I have written several posts about how yoga neck rolls are:
1) a perfect way to wake-up and warm-up your yoga practice
2) a soothing technique you can use to relax fully before going to sleep and,
3) an aid to work out the kinks from your neck and shoulders if you have been sitting at an office desk too long.
However, recently, I made an additional discovery about the value of yoga neck rolls. They are tremendous for boosting your energy when an afternoon lull sets in! As such, I am re-sharing information about neck rolls because of their immense value.
A few weeks ago, I had not gotten enough sleep one night because various chores and night activities kept me busy past my ideal bed time.
The following afternoon, my body's energy began to nosedive and I could barely keep my eyes open at my desk!
Prompted by my intuition, I went to the ladies' room and did a full set of neck rolls as a 5-minute break.
Almost instantly following those neck rolls I felt like Lazarus being brought back to life!
I could not believe how my energy surged back into my body - uncanny! (Or maybe not...I had forgotten how energizing yoga can be).
Yoga neck rolls are now my go-to technique for chasing away any afternoon lulls that my body sometimes experiences, especially if I have gotten too little sleep the previous night.
Does this mean I can get by on less sleep? Absolutely not!
We must still be wise and honor our body's need for adequate rest.
But, as a quick energy boost, the yoga neck rolls pictured and explained below are amazing!
How to do the pose:
1. Stand or sit erect and relaxed with your hands and arms at your sides or on your knees if seated.
2. Breathe in and out slowly and relax for a few seconds.
3. First inhale and gently drop your head so that your chin is resting on your chest on or below your collarbone or as far as you comfortably can reach in the beginning. Hold for one or two seconds and exhale as you slowly raise your head and resume its upright position. Repeat this movement two more times.
4. Inhale and gently drop your head toward your back so the back of your head is touching your back or as far as you can comfortably go. Hold for one second. If you are very stiff and haven’t done many neck movements in years, you may experience discomfort. Take it easy and move gently. Exhale and move your head back slowly to its upright position.
5. Inhale and turn your head as far as is comfortable to the left side (no, you are not going to do a full head turnaround as in the Exorcist!), hold for a second, exhale and return your head to the center starting position. Be careful not to move your shoulders as you turn your head to the side. You want to maximize the neck stretch. Repeat twice more. Do the same movements to the right side and back three times.
6. Inhale and move your head straight downward to the left side, hold for a second, exhale, and return head to upright position. Repeat twice more on left side. Do the same movement on the right side three times.
7. Inhale and drop your head very slowly until your neck is completely limp and your chin is resting on your chest on or below your collarbone, or as far as you can comfortably go.

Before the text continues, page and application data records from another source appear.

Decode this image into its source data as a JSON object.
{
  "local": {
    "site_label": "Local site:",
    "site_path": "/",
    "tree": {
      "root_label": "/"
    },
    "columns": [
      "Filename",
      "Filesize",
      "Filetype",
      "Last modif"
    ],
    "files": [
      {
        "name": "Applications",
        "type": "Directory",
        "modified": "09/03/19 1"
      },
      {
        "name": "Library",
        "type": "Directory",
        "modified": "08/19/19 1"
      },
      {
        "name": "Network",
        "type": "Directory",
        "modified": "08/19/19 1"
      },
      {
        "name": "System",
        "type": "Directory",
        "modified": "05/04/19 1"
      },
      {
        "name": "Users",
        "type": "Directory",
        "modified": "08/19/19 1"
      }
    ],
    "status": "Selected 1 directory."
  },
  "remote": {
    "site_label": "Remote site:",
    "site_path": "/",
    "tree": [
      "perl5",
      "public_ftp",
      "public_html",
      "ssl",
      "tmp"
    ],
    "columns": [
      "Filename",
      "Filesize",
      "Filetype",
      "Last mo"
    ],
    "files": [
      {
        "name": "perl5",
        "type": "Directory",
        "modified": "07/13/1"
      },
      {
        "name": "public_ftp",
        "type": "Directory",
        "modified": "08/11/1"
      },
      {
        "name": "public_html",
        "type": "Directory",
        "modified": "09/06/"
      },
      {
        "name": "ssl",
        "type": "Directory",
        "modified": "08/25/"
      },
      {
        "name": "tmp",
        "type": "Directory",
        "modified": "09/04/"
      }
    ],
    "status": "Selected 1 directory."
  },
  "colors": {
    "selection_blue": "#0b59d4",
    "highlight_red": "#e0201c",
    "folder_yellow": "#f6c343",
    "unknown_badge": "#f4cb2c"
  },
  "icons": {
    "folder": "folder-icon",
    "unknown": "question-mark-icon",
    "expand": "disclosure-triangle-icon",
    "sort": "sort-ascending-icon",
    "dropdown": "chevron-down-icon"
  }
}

8. Ever so slowly, roll your head to your right side. Keep your neck loose and allow the weight of your head to pull your neck muscles. Imagine you are a marionette and someone is gently maneuvering the strings that move your neck.
9. Continue moving your head slowly until your head is touching your back. (You are making a half, not a full circle).
10. Exhale and gently roll head back to the front. Lift your head and resume its upright position. Repeat twice more on the left. Do the same movements on the right side three times.
Practice time: 3 repetitions of the above neck movements take about 5 minutes.
Neck rolls are feasible for most beginners. If you have had any neck injuries or whiplash, check with your physician or medical adviser before trying them.
If done gently, however, neck rolls can help strengthen the neck area and heal it from injury. As yogi Erich Schiffman recommends in his book, Yoga – The Spirit and Practice of Moving into Stillness, keep your eyes closed as you do the neck rolls to “magnify the sensations.”
At first, you may hear cracking or graveling noises in your neck as you move your head. I heard mild crunching at the top of my neck when I began doing neck rolls. However, with consistent gentle practice, your head should be able to revolve smoothly as if it had been well lubricated and any crunching or cracking noises should be minimal. Remember, never jerk your head in any way. Think s – m – o – o – t – h movement.
Yours for gently rolling your neck for an energy boost.
Laura Venecia Rodriguez, The Beginners' Yoga at Home Coach